  • water is stored or re-circulated as part of your system
  • the water temperature in all or some parts of the system is between 20–45 °C
  • there are sources of nutrients such as rust, sludge, scale and organic matters
  • the conditions are likely to encourage bacteria to multiply
  • it is possible for water droplets to be produced and, if so, whether they can be dispersed over a wide area, e.g. showers and aerosols from cooling towers
  • it is likely that any of your employees, residents, visitors etc are more susceptible to infection due to age, illness, a weakened immune system etc and whether they could be exposed to any contaminated water droplets

If you decide that the risks are insignificant and are being properly managed to comply with the law, your assessment is complete. You will not need to take any further action, but it is important to review your assessment periodically in case anything changes in your system.

Managing the risk

As an employer, or person in control of premises, you must appoint someone competent to help you meet your health and safety duties, i.e. take responsibility for managing the control scheme.

If you decide to employ contractors to carry out water treatment or other work, it is still the responsibility of the competent person to ensure that the treatment is carried out to the required standards. Remember, before you employ a contractor, you should be satisfied that they can do the work you want to the standard that you require.

Preventing or controlling the risk

You should consider whether you can prevent the risk of legionella in the first place by looking at the type of water system you need. If you identify a risk that you are unable to prevent, you must introduce a course of action that will help you to manage the risk from legionella by implementing effective control measures, by describing:

  • your system, e.g. develop a written schematic
  • who is responsible for carrying out the assessment and managing its implementation
  • the safe and correct operation of your system
  • what control methods and other precautions you will be using
  • what checks will be carried out, and how often will they be carried out, to ensure the controls remain effective

Keeping records

If you have five or more employees you have to record any significant findings, including any groups of employees identified by it as being particularly at risk and the steps taken to prevent or control risks.

If you have less than five employees, you do not need to write anything down, although it is useful to keep a written record of what you have done.

These records should be retained throughout the period for which they remain current and for at least two years after that period.
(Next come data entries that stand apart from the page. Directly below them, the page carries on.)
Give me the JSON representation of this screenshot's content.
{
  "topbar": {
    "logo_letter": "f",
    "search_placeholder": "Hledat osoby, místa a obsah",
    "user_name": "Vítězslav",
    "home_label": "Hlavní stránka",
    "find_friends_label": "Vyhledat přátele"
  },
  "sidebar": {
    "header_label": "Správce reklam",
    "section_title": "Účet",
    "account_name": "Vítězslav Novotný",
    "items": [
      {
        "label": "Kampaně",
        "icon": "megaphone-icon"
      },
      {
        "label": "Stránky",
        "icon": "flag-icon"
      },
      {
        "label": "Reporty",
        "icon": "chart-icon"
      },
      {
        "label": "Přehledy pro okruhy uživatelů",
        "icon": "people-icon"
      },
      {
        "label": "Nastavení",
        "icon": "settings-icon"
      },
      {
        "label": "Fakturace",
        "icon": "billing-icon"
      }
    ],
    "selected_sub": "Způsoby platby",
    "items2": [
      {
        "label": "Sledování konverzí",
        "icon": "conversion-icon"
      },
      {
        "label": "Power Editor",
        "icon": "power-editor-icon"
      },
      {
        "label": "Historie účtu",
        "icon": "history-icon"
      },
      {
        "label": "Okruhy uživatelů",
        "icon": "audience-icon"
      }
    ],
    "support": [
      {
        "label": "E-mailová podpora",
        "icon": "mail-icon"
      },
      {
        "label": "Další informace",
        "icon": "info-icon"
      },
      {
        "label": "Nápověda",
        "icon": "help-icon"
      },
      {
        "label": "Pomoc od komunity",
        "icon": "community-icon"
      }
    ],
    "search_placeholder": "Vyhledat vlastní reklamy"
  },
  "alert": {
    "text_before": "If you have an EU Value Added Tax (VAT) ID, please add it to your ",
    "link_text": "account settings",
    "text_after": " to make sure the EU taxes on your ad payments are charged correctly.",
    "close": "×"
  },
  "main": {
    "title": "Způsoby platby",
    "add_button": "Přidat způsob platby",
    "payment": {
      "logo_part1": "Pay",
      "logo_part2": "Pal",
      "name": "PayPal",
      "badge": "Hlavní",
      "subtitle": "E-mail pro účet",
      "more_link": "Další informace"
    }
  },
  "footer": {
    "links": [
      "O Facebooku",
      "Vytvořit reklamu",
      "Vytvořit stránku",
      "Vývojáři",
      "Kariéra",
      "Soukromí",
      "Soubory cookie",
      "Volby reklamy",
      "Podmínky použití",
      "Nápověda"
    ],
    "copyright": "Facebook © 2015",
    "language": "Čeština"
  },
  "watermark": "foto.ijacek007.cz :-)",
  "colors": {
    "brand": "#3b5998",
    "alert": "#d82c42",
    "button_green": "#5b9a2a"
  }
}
Records kept in accordance with (d) should be retained for at least five years.